- According to a middle-aged lady, “We are quite upset that our 12-year-old son Sonu, has begun to neglect his studies. He is preoccupied with his own self.” On the contrary, she said, the 10-year-old daughter, who had a reputation for being slack at school, has developed a renewed interest in scholastic work.
- A 10-year-old convent-going boy, who is perhaps one of the very few boys in his class, is distressed that most of the girls in the class have recently grown much taller than him. “Man, some of them really look matured and dignified,” he says. “I am yet to mature like that.” He wonders if “I am an underdeveloped pig.”
- The parents of a 15-year-old tell me, “He has lost direction. He picks up fights with us over trifles. He is beginning to revolt.” He retaliates in still stronger words. To quote him, “What revolt? I am no longer a child. I too need freedom. What is there if I court a girlfriend? I demand my rights and dignities. How long will my dad and mummy deny me all that?” A girl who had not been warned about “menstruation” wrote this note to a confidante the day she had her first period: “I am terribly scared. I do not know what wrong I have done to deserve this fate. I cannot even talk to my parents about it. What’ll they think?”

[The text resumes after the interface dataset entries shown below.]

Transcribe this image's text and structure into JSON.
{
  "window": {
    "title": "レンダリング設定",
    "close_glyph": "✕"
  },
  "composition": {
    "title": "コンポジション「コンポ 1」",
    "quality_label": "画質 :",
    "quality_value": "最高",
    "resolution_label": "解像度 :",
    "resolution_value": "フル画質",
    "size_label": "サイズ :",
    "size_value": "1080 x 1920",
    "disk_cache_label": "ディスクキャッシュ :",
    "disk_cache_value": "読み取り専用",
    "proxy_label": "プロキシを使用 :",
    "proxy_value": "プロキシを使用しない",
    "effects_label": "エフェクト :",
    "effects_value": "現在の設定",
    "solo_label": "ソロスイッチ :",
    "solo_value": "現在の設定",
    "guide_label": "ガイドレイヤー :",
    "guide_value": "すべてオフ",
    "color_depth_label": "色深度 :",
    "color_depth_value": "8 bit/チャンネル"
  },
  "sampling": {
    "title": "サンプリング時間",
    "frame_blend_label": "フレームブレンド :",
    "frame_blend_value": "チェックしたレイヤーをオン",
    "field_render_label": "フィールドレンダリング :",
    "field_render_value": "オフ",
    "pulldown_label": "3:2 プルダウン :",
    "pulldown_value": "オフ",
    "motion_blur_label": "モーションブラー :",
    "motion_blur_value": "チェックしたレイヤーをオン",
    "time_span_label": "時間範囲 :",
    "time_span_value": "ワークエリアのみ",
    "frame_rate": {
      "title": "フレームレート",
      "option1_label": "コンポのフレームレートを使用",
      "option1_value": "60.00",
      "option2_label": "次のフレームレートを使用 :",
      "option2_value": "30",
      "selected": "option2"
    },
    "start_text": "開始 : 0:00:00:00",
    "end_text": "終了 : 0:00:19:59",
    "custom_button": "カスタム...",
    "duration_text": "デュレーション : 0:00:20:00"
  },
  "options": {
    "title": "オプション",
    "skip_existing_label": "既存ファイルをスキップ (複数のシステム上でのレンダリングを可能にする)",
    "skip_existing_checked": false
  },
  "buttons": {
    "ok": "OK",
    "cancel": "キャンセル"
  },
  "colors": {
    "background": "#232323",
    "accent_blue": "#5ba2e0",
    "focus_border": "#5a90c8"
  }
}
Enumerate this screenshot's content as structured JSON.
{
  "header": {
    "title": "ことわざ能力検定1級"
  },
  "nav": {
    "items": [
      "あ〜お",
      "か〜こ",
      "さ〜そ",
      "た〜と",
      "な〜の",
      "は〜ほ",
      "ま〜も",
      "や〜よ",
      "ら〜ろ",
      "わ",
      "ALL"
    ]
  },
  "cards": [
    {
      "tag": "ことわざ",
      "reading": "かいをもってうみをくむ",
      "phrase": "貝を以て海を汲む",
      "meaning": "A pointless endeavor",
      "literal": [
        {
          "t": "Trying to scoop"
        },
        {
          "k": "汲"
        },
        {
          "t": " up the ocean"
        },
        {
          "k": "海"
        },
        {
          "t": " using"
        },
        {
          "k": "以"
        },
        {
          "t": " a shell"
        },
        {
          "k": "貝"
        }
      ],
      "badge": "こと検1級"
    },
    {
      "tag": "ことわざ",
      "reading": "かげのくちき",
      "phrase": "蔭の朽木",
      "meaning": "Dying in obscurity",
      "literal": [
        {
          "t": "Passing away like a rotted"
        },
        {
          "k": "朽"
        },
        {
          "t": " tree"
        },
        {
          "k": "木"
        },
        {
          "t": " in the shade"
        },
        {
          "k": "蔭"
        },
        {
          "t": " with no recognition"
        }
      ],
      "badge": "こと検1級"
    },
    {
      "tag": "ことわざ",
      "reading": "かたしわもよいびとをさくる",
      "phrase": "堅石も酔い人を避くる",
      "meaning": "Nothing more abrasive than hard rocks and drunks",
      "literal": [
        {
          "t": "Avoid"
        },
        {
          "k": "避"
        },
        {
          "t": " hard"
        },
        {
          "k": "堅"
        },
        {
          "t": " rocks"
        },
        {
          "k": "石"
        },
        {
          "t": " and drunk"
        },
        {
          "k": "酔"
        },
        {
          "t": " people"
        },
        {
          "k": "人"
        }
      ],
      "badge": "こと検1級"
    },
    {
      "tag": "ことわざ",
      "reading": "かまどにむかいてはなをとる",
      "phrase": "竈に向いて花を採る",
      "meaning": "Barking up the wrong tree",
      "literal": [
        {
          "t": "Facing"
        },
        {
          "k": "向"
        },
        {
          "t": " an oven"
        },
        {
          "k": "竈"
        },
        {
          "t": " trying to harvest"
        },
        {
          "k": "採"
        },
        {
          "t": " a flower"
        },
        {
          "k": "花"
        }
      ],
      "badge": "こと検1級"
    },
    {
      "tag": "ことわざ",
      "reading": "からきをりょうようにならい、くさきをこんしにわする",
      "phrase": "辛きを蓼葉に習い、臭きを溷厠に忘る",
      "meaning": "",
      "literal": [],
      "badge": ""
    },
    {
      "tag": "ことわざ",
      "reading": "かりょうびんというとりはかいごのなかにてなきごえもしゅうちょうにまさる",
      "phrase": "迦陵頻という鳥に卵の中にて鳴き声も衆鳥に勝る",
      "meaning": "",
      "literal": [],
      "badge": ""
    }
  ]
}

These instances have been specially picked to focus attention on some of the highlights of the stormy period of transition, the so-called adolescence. As has been rightly put, “Adolescence is much more than one rung up the ladder from childhood. It is a built-in, necessary transition period for ego development. It is a leave-taking of the dependencies of childhood and precocious reach for adulthood. An adolescent is a traveller who has left one place and has not reached the next. It is an intermission between earlier freedoms and subsequent responsibilities and commitments, a last hesitation before serious commitments concerning work and love.”